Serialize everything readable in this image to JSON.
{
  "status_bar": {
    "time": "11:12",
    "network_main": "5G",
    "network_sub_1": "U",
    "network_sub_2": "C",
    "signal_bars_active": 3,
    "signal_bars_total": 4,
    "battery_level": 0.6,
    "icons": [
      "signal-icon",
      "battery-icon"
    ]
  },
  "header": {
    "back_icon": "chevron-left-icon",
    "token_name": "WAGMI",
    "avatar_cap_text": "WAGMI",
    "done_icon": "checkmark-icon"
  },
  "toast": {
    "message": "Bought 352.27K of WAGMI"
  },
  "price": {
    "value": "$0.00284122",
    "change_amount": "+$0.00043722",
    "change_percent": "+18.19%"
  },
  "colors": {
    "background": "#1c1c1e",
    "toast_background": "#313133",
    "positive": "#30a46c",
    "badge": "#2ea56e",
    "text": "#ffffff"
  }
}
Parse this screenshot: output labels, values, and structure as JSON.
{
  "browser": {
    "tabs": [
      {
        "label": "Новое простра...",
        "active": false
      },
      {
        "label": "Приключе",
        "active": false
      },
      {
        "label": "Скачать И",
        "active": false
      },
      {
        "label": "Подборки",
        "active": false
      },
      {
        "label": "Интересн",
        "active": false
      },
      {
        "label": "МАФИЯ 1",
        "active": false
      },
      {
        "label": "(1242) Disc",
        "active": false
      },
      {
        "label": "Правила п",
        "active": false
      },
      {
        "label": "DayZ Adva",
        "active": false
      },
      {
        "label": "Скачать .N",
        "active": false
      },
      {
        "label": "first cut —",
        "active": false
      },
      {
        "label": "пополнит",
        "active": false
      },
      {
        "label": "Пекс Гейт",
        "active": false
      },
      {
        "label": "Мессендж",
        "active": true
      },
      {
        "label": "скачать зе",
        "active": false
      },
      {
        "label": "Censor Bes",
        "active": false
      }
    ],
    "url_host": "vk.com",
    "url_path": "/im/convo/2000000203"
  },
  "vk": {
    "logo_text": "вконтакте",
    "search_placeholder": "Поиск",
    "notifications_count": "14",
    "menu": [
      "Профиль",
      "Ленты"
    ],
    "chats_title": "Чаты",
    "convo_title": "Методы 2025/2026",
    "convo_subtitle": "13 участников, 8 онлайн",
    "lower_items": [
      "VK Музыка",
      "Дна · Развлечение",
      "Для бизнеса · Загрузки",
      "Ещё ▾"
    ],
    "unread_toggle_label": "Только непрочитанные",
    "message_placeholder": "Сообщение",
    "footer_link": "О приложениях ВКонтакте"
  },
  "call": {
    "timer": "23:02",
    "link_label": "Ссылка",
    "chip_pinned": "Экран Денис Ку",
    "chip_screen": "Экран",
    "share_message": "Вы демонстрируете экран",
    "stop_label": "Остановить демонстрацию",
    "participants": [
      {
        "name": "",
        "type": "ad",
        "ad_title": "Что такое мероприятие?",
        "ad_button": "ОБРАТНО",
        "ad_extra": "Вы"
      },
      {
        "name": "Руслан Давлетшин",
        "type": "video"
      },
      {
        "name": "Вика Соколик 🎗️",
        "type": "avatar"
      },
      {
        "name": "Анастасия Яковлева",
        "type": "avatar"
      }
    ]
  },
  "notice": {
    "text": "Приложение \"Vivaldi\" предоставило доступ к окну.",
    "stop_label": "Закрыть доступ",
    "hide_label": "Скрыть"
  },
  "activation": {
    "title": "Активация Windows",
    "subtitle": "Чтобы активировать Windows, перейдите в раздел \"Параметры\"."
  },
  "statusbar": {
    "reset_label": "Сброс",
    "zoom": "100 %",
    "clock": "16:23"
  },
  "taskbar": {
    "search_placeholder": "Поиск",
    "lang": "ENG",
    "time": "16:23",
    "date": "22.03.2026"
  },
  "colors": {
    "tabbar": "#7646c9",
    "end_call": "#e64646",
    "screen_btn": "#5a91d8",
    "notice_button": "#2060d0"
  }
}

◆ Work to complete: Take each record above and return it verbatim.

◆ Exercise answer:
Serialize everything readable in this image to JSON.
{
  "status_bar": {
    "time": "11:12",
    "network_main": "5G",
    "network_sub_1": "U",
    "network_sub_2": "C",
    "signal_bars_active": 3,
    "signal_bars_total": 4,
    "battery_level": 0.6,
    "icons": [
      "signal-icon",
      "battery-icon"
    ]
  },
  "header": {
    "back_icon": "chevron-left-icon",
    "token_name": "WAGMI",
    "avatar_cap_text": "WAGMI",
    "done_icon": "checkmark-icon"
  },
  "toast": {
    "message": "Bought 352.27K of WAGMI"
  },
  "price": {
    "value": "$0.00284122",
    "change_amount": "+$0.00043722",
    "change_percent": "+18.19%"
  },
  "colors": {
    "background": "#1c1c1e",
    "toast_background": "#313133",
    "positive": "#30a46c",
    "badge": "#2ea56e",
    "text": "#ffffff"
  }
}
Parse this screenshot: output labels, values, and structure as JSON.
{
  "browser": {
    "tabs": [
      {
        "label": "Новое простра...",
        "active": false
      },
      {
        "label": "Приключе",
        "active": false
      },
      {
        "label": "Скачать И",
        "active": false
      },
      {
        "label": "Подборки",
        "active": false
      },
      {
        "label": "Интересн",
        "active": false
      },
      {
        "label": "МАФИЯ 1",
        "active": false
      },
      {
        "label": "(1242) Disc",
        "active": false
      },
      {
        "label": "Правила п",
        "active": false
      },
      {
        "label": "DayZ Adva",
        "active": false
      },
      {
        "label": "Скачать .N",
        "active": false
      },
      {
        "label": "first cut —",
        "active": false
      },
      {
        "label": "пополнит",
        "active": false
      },
      {
        "label": "Пекс Гейт",
        "active": false
      },
      {
        "label": "Мессендж",
        "active": true
      },
      {
        "label": "скачать зе",
        "active": false
      },
      {
        "label": "Censor Bes",
        "active": false
      }
    ],
    "url_host": "vk.com",
    "url_path": "/im/convo/2000000203"
  },
  "vk": {
    "logo_text": "вконтакте",
    "search_placeholder": "Поиск",
    "notifications_count": "14",
    "menu": [
      "Профиль",
      "Ленты"
    ],
    "chats_title": "Чаты",
    "convo_title": "Методы 2025/2026",
    "convo_subtitle": "13 участников, 8 онлайн",
    "lower_items": [
      "VK Музыка",
      "Дна · Развлечение",
      "Для бизнеса · Загрузки",
      "Ещё ▾"
    ],
    "unread_toggle_label": "Только непрочитанные",
    "message_placeholder": "Сообщение",
    "footer_link": "О приложениях ВКонтакте"
  },
  "call": {
    "timer": "23:02",
    "link_label": "Ссылка",
    "chip_pinned": "Экран Денис Ку",
    "chip_screen": "Экран",
    "share_message": "Вы демонстрируете экран",
    "stop_label": "Остановить демонстрацию",
    "participants": [
      {
        "name": "",
        "type": "ad",
        "ad_title": "Что такое мероприятие?",
        "ad_button": "ОБРАТНО",
        "ad_extra": "Вы"
      },
      {
        "name": "Руслан Давлетшин",
        "type": "video"
      },
      {
        "name": "Вика Соколик 🎗️",
        "type": "avatar"
      },
      {
        "name": "Анастасия Яковлева",
        "type": "avatar"
      }
    ]
  },
  "notice": {
    "text": "Приложение \"Vivaldi\" предоставило доступ к окну.",
    "stop_label": "Закрыть доступ",
    "hide_label": "Скрыть"
  },
  "activation": {
    "title": "Активация Windows",
    "subtitle": "Чтобы активировать Windows, перейдите в раздел \"Параметры\"."
  },
  "statusbar": {
    "reset_label": "Сброс",
    "zoom": "100 %",
    "clock": "16:23"
  },
  "taskbar": {
    "search_placeholder": "Поиск",
    "lang": "ENG",
    "time": "16:23",
    "date": "22.03.2026"
  },
  "colors": {
    "tabbar": "#7646c9",
    "end_call": "#e64646",
    "screen_btn": "#5a91d8",
    "notice_button": "#2060d0"
  }
}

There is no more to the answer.